> [INSTRUCTIONS FOR THE TASK]:
For this task, copy all of the data below exactly and skip the pictures.

> [LISTED ENTRIES]:
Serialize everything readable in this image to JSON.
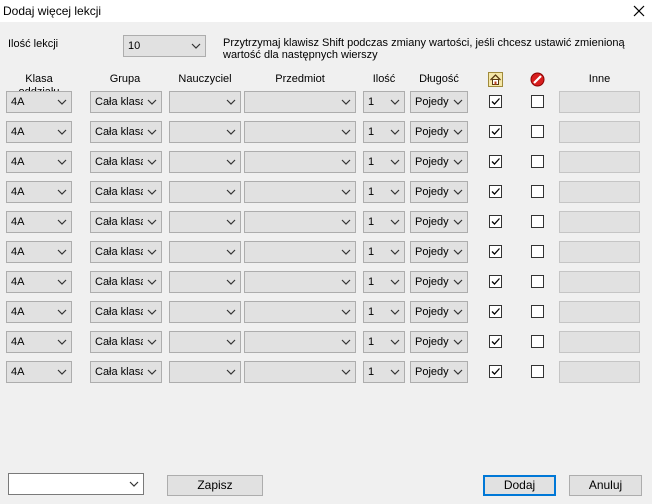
{
  "window": {
    "title": "Dodaj więcej lekcji",
    "close_icon": "close-icon"
  },
  "count": {
    "label": "Ilość lekcji",
    "value": "10"
  },
  "hint": "Przytrzymaj klawisz Shift podczas zmiany wartości, jeśli chcesz ustawić zmienioną wartość dla następnych wierszy",
  "columns": {
    "klasa": "Klasa oddziału",
    "grupa": "Grupa",
    "nauczyciel": "Nauczyciel",
    "przedmiot": "Przedmiot",
    "ilosc": "Ilość",
    "dlugosc": "Długość",
    "home_icon": "home-icon",
    "forbidden_icon": "no-entry-icon",
    "inne": "Inne"
  },
  "rows": [
    {
      "klasa": "4A",
      "grupa": "Cała klasa",
      "nauczyciel": "",
      "przedmiot": "",
      "ilosc": "1",
      "dlugosc": "Pojedyncza",
      "home": true,
      "blocked": false,
      "inne": ""
    },
    {
      "klasa": "4A",
      "grupa": "Cała klasa",
      "nauczyciel": "",
      "przedmiot": "",
      "ilosc": "1",
      "dlugosc": "Pojedyncza",
      "home": true,
      "blocked": false,
      "inne": ""
    },
    {
      "klasa": "4A",
      "grupa": "Cała klasa",
      "nauczyciel": "",
      "przedmiot": "",
      "ilosc": "1",
      "dlugosc": "Pojedyncza",
      "home": true,
      "blocked": false,
      "inne": ""
    },
    {
      "klasa": "4A",
      "grupa": "Cała klasa",
      "nauczyciel": "",
      "przedmiot": "",
      "ilosc": "1",
      "dlugosc": "Pojedyncza",
      "home": true,
      "blocked": false,
      "inne": ""
    },
    {
      "klasa": "4A",
      "grupa": "Cała klasa",
      "nauczyciel": "",
      "przedmiot": "",
      "ilosc": "1",
      "dlugosc": "Pojedyncza",
      "home": true,
      "blocked": false,
      "inne": ""
    },
    {
      "klasa": "4A",
      "grupa": "Cała klasa",
      "nauczyciel": "",
      "przedmiot": "",
      "ilosc": "1",
      "dlugosc": "Pojedyncza",
      "home": true,
      "blocked": false,
      "inne": ""
    },
    {
      "klasa": "4A",
      "grupa": "Cała klasa",
      "nauczyciel": "",
      "przedmiot": "",
      "ilosc": "1",
      "dlugosc": "Pojedyncza",
      "home": true,
      "blocked": false,
      "inne": ""
    },
    {
      "klasa": "4A",
      "grupa": "Cała klasa",
      "nauczyciel": "",
      "przedmiot": "",
      "ilosc": "1",
      "dlugosc": "Pojedyncza",
      "home": true,
      "blocked": false,
      "inne": ""
    },
    {
      "klasa": "4A",
      "grupa": "Cała klasa",
      "nauczyciel": "",
      "przedmiot": "",
      "ilosc": "1",
      "dlugosc": "Pojedyncza",
      "home": true,
      "blocked": false,
      "inne": ""
    },
    {
      "klasa": "4A",
      "grupa": "Cała klasa",
      "nauczyciel": "",
      "przedmiot": "",
      "ilosc": "1",
      "dlugosc": "Pojedyncza",
      "home": true,
      "blocked": false,
      "inne": ""
    }
  ],
  "footer": {
    "preset_value": "",
    "save_label": "Zapisz",
    "add_label": "Dodaj",
    "cancel_label": "Anuluj"
  },
  "colors": {
    "accent": "#0078d7",
    "dialog_bg": "#f0f0f0",
    "button_bg": "#e1e1e1"
  }
}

> [SOLVED EXERCISE]:
Serialize everything readable in this image to JSON.
{
  "window": {
    "title": "Dodaj więcej lekcji",
    "close_icon": "close-icon"
  },
  "count": {
    "label": "Ilość lekcji",
    "value": "10"
  },
  "hint": "Przytrzymaj klawisz Shift podczas zmiany wartości, jeśli chcesz ustawić zmienioną wartość dla następnych wierszy",
  "columns": {
    "klasa": "Klasa oddziału",
    "grupa": "Grupa",
    "nauczyciel": "Nauczyciel",
    "przedmiot": "Przedmiot",
    "ilosc": "Ilość",
    "dlugosc": "Długość",
    "home_icon": "home-icon",
    "forbidden_icon": "no-entry-icon",
    "inne": "Inne"
  },
  "rows": [
    {
      "klasa": "4A",
      "grupa": "Cała klasa",
      "nauczyciel": "",
      "przedmiot": "",
      "ilosc": "1",
      "dlugosc": "Pojedyncza",
      "home": true,
      "blocked": false,
      "inne": ""
    },
    {
      "klasa": "4A",
      "grupa": "Cała klasa",
      "nauczyciel": "",
      "przedmiot": "",
      "ilosc": "1",
      "dlugosc": "Pojedyncza",
      "home": true,
      "blocked": false,
      "inne": ""
    },
    {
      "klasa": "4A",
      "grupa": "Cała klasa",
      "nauczyciel": "",
      "przedmiot": "",
      "ilosc": "1",
      "dlugosc": "Pojedyncza",
      "home": true,
      "blocked": false,
      "inne": ""
    },
    {
      "klasa": "4A",
      "grupa": "Cała klasa",
      "nauczyciel": "",
      "przedmiot": "",
      "ilosc": "1",
      "dlugosc": "Pojedyncza",
      "home": true,
      "blocked": false,
      "inne": ""
    },
    {
      "klasa": "4A",
      "grupa": "Cała klasa",
      "nauczyciel": "",
      "przedmiot": "",
      "ilosc": "1",
      "dlugosc": "Pojedyncza",
      "home": true,
      "blocked": false,
      "inne": ""
    },
    {
      "klasa": "4A",
      "grupa": "Cała klasa",
      "nauczyciel": "",
      "przedmiot": "",
      "ilosc": "1",
      "dlugosc": "Pojedyncza",
      "home": true,
      "blocked": false,
      "inne": ""
    },
    {
      "klasa": "4A",
      "grupa": "Cała klasa",
      "nauczyciel": "",
      "przedmiot": "",
      "ilosc": "1",
      "dlugosc": "Pojedyncza",
      "home": true,
      "blocked": false,
      "inne": ""
    },
    {
      "klasa": "4A",
      "grupa": "Cała klasa",
      "nauczyciel": "",
      "przedmiot": "",
      "ilosc": "1",
      "dlugosc": "Pojedyncza",
      "home": true,
      "blocked": false,
      "inne": ""
    },
    {
      "klasa": "4A",
      "grupa": "Cała klasa",
      "nauczyciel": "",
      "przedmiot": "",
      "ilosc": "1",
      "dlugosc": "Pojedyncza",
      "home": true,
      "blocked": false,
      "inne": ""
    },
    {
      "klasa": "4A",
      "grupa": "Cała klasa",
      "nauczyciel": "",
      "przedmiot": "",
      "ilosc": "1",
      "dlugosc": "Pojedyncza",
      "home": true,
      "blocked": false,
      "inne": ""
    }
  ],
  "footer": {
    "preset_value": "",
    "save_label": "Zapisz",
    "add_label": "Dodaj",
    "cancel_label": "Anuluj"
  },
  "colors": {
    "accent": "#0078d7",
    "dialog_bg": "#f0f0f0",
    "button_bg": "#e1e1e1"
  }
}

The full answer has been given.